How to complete this task.
If a line in the listing below includes the word "data", pick it out.

Records for this task.
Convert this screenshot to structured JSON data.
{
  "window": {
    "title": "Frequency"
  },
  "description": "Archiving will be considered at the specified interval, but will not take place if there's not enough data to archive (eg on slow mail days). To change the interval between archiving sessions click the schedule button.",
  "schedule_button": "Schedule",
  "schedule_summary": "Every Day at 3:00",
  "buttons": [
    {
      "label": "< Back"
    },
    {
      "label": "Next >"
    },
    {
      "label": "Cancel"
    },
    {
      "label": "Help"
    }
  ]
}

Reply.
Convert this screenshot to structured JSON data.
  "description": "Archiving will be considered at the specified interval, but will not take place if there's not enough data to archive (eg on slow mail days). To change the interval between archiving sessions click the schedule button.",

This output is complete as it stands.